(Data to examine)

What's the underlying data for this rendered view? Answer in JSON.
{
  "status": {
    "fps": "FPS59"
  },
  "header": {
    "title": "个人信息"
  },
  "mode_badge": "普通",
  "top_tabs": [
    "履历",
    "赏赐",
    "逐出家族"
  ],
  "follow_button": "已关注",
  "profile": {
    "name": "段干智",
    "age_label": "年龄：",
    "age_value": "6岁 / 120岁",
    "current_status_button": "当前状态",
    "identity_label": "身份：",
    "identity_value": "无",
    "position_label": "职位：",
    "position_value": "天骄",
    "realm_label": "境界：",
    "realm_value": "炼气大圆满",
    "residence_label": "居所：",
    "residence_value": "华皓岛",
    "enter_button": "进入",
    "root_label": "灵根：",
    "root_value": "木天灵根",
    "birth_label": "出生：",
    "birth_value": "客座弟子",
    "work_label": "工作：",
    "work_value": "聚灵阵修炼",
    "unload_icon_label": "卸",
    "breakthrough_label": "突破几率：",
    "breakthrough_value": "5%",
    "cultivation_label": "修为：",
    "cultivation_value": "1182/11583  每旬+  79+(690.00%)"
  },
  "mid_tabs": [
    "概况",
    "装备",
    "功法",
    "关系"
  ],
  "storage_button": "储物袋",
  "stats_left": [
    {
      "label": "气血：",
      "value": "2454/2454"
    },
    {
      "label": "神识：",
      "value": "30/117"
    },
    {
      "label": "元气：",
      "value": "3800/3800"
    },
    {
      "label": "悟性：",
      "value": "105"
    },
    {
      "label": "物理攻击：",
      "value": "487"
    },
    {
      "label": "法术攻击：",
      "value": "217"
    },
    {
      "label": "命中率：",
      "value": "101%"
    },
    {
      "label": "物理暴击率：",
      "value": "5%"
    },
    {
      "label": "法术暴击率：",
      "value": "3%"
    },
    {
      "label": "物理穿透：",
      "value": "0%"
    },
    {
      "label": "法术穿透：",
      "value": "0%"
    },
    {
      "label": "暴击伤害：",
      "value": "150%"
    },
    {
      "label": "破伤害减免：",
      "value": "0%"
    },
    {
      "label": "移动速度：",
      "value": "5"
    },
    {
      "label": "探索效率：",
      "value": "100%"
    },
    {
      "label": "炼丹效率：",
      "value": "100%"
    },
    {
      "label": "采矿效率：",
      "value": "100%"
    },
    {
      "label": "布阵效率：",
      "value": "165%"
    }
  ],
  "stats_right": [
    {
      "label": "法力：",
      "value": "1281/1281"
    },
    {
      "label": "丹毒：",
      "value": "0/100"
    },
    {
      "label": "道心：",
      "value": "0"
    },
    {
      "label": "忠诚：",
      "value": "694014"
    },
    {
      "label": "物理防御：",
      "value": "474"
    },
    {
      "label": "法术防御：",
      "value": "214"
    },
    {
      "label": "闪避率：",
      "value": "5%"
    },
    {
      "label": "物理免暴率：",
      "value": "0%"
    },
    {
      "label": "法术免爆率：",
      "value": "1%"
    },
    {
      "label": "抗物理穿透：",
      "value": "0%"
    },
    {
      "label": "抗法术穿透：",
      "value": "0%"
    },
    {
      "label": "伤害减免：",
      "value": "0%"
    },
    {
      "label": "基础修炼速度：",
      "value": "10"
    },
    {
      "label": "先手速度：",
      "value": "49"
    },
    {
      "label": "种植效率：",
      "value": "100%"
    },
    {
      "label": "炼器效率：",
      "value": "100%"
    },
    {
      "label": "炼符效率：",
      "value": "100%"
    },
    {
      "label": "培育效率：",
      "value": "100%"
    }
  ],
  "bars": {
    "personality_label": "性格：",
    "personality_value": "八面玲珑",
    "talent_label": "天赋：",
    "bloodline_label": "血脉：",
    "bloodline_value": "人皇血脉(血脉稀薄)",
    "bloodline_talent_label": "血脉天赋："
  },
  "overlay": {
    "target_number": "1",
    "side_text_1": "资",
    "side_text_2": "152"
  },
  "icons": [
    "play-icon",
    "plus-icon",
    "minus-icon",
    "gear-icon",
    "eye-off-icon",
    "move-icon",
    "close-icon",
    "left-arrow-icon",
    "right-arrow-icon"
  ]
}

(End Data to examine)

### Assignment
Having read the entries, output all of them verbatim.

### Result below
What's the underlying data for this rendered view? Answer in JSON.
{
  "status": {
    "fps": "FPS59"
  },
  "header": {
    "title": "个人信息"
  },
  "mode_badge": "普通",
  "top_tabs": [
    "履历",
    "赏赐",
    "逐出家族"
  ],
  "follow_button": "已关注",
  "profile": {
    "name": "段干智",
    "age_label": "年龄：",
    "age_value": "6岁 / 120岁",
    "current_status_button": "当前状态",
    "identity_label": "身份：",
    "identity_value": "无",
    "position_label": "职位：",
    "position_value": "天骄",
    "realm_label": "境界：",
    "realm_value": "炼气大圆满",
    "residence_label": "居所：",
    "residence_value": "华皓岛",
    "enter_button": "进入",
    "root_label": "灵根：",
    "root_value": "木天灵根",
    "birth_label": "出生：",
    "birth_value": "客座弟子",
    "work_label": "工作：",
    "work_value": "聚灵阵修炼",
    "unload_icon_label": "卸",
    "breakthrough_label": "突破几率：",
    "breakthrough_value": "5%",
    "cultivation_label": "修为：",
    "cultivation_value": "1182/11583  每旬+  79+(690.00%)"
  },
  "mid_tabs": [
    "概况",
    "装备",
    "功法",
    "关系"
  ],
  "storage_button": "储物袋",
  "stats_left": [
    {
      "label": "气血：",
      "value": "2454/2454"
    },
    {
      "label": "神识：",
      "value": "30/117"
    },
    {
      "label": "元气：",
      "value": "3800/3800"
    },
    {
      "label": "悟性：",
      "value": "105"
    },
    {
      "label": "物理攻击：",
      "value": "487"
    },
    {
      "label": "法术攻击：",
      "value": "217"
    },
    {
      "label": "命中率：",
      "value": "101%"
    },
    {
      "label": "物理暴击率：",
      "value": "5%"
    },
    {
      "label": "法术暴击率：",
      "value": "3%"
    },
    {
      "label": "物理穿透：",
      "value": "0%"
    },
    {
      "label": "法术穿透：",
      "value": "0%"
    },
    {
      "label": "暴击伤害：",
      "value": "150%"
    },
    {
      "label": "破伤害减免：",
      "value": "0%"
    },
    {
      "label": "移动速度：",
      "value": "5"
    },
    {
      "label": "探索效率：",
      "value": "100%"
    },
    {
      "label": "炼丹效率：",
      "value": "100%"
    },
    {
      "label": "采矿效率：",
      "value": "100%"
    },
    {
      "label": "布阵效率：",
      "value": "165%"
    }
  ],
  "stats_right": [
    {
      "label": "法力：",
      "value": "1281/1281"
    },
    {
      "label": "丹毒：",
      "value": "0/100"
    },
    {
      "label": "道心：",
      "value": "0"
    },
    {
      "label": "忠诚：",
      "value": "694014"
    },
    {
      "label": "物理防御：",
      "value": "474"
    },
    {
      "label": "法术防御：",
      "value": "214"
    },
    {
      "label": "闪避率：",
      "value": "5%"
    },
    {
      "label": "物理免暴率：",
      "value": "0%"
    },
    {
      "label": "法术免爆率：",
      "value": "1%"
    },
    {
      "label": "抗物理穿透：",
      "value": "0%"
    },
    {
      "label": "抗法术穿透：",
      "value": "0%"
    },
    {
      "label": "伤害减免：",
      "value": "0%"
    },
    {
      "label": "基础修炼速度：",
      "value": "10"
    },
    {
      "label": "先手速度：",
      "value": "49"
    },
    {
      "label": "种植效率：",
      "value": "100%"
    },
    {
      "label": "炼器效率：",
      "value": "100%"
    },
    {
      "label": "炼符效率：",
      "value": "100%"
    },
    {
      "label": "培育效率：",
      "value": "100%"
    }
  ],
  "bars": {
    "personality_label": "性格：",
    "personality_value": "八面玲珑",
    "talent_label": "天赋：",
    "bloodline_label": "血脉：",
    "bloodline_value": "人皇血脉(血脉稀薄)",
    "bloodline_talent_label": "血脉天赋："
  },
  "overlay": {
    "target_number": "1",
    "side_text_1": "资",
    "side_text_2": "152"
  },
  "icons": [
    "play-icon",
    "plus-icon",
    "minus-icon",
    "gear-icon",
    "eye-off-icon",
    "move-icon",
    "close-icon",
    "left-arrow-icon",
    "right-arrow-icon"
  ]
}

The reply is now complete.